# Help choosing CT

Hi all,

I’m new in this forum and I would like to thank you all for so much info posted here.
I don’t now if this was posted before and if so could you please redirect me to that post?

I’m making a small project using a microcontroller to measure up to 1A / 230V. I need the circuit to be insolated from mains so using a shunt resistor solution is a no go.
As the microcontroller have a max input of 3.3V I’m thinking in using a CT to interface. The ouput of this signal would then be added to 1.5 DC so I would have close to 0V in negative peak and 3V to the positive one.
Now there’s were my problem begins: The right CT for the job. I’ve thought in chosing the CST-1005 from Triad Magnetics but it’s rated to 5A. Would a primary multi-turn/multi-winding be the solution to measure up to 1A with this transformer with enough sensitivity? In that case what would be the appropriate burden resistor to do the job?
I’ve bought and tried to use an Murata 56050C and no joy so would the CST-1005 be a solution for my problem?

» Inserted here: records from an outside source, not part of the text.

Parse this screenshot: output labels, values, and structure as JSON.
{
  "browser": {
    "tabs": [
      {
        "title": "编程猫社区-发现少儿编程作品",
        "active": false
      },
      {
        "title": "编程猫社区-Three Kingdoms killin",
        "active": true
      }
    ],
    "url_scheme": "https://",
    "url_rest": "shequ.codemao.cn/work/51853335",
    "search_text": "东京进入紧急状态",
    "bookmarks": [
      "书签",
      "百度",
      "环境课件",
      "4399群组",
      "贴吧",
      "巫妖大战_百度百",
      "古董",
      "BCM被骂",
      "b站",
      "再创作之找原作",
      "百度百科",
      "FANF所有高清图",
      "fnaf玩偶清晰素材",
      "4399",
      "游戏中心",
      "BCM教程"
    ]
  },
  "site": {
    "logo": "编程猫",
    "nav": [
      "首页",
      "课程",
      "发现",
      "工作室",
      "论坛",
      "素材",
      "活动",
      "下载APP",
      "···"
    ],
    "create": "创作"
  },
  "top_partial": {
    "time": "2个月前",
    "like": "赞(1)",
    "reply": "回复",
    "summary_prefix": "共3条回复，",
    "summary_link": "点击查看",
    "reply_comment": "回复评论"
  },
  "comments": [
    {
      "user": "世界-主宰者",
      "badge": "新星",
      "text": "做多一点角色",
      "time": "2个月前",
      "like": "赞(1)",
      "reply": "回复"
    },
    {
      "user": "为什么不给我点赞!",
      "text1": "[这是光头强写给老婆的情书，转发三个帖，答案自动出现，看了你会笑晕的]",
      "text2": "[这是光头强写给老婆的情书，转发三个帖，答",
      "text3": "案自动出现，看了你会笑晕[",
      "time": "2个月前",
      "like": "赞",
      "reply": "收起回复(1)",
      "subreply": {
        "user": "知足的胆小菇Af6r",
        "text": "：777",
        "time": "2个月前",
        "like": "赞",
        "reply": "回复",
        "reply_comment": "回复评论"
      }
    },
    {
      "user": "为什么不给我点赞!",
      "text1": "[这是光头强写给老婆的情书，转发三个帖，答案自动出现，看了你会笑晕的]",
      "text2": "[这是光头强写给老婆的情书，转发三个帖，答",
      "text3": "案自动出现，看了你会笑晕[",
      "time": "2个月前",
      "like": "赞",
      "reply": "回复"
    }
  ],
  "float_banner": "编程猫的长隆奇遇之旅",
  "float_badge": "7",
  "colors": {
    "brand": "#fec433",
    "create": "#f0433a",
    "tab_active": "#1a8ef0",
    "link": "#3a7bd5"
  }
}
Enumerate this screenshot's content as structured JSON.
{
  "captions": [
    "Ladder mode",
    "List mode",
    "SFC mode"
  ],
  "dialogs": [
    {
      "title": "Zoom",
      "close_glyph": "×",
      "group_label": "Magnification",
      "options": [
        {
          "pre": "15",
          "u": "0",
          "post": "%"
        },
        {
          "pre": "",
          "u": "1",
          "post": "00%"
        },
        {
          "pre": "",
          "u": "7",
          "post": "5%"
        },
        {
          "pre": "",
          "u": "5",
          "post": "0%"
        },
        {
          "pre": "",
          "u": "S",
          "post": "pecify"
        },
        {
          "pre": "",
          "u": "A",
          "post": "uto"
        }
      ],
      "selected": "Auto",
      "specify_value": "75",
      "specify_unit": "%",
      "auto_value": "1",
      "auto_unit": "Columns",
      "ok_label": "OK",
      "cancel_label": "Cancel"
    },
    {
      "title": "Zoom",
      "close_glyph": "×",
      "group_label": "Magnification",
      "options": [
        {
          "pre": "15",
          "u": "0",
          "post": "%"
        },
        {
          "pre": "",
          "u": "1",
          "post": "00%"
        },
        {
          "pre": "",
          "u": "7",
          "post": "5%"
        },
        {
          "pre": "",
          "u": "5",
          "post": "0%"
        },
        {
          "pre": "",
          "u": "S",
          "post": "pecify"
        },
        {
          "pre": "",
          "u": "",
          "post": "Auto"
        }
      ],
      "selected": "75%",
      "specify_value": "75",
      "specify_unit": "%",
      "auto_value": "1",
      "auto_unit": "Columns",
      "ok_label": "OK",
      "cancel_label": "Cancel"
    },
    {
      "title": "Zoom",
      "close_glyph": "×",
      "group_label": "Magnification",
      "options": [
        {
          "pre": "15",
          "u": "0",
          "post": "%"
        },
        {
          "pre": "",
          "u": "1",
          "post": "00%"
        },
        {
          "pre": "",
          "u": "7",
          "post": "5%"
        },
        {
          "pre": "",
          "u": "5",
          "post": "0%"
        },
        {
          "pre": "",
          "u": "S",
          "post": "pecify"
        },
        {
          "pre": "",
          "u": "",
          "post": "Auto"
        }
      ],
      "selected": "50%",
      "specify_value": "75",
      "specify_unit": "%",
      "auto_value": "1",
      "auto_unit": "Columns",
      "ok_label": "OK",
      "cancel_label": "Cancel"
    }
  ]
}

Hello Samf, and welcome to the OEM forum.

You are thinking along exactly the right lines. Adding 1.5 V d.c (or 1.65 V) is the correct way to do it, and the CST-1005 looks to be a good choice. And yes, you can have a multi-turn primary winding to improve the sensitivity. But you cannot have the full 5 turns. The reason is hidden deep in the data: “Power Rating: 2.5 mW”.
To use the full range of your input circuit, you need about 1 V rms. (That will give you 1.414 V peak plus a little spare before you hit 1.5 V, which is your maximum (negative) peak.)
At 5 × 1 A, the c.t. secondary current will be 5 mA, and that implies 5 mW of power. Your c.t. cannot do that, it can only do 2.5 mW.

So I suggest an engineering compromise: Have 3 turns for your primary winding, so the secondary current will be 3 mA, and a burden resistor of 270 Ω. That will give you 810 mV rms (roughly 80% of your maximum, so you are not losing very much) and the c.t. will be working very close to its maximum power.

One word of caution: if your 1 A current is not a good sinusoid, but the “crest factor” is greater than √2, then you should use a lower value of burden resistor so that the c.t. does not saturate on the peaks.

The reason that the Murata device did not work for you is it is designed for high frequencies only: 20 kHz - 200 kHz.

You should be able to use emonLib to perform the calculations - possibly with some changes depending on which microcontroller you use. EmonLib will filter out the d.c. component and give you the true rms current.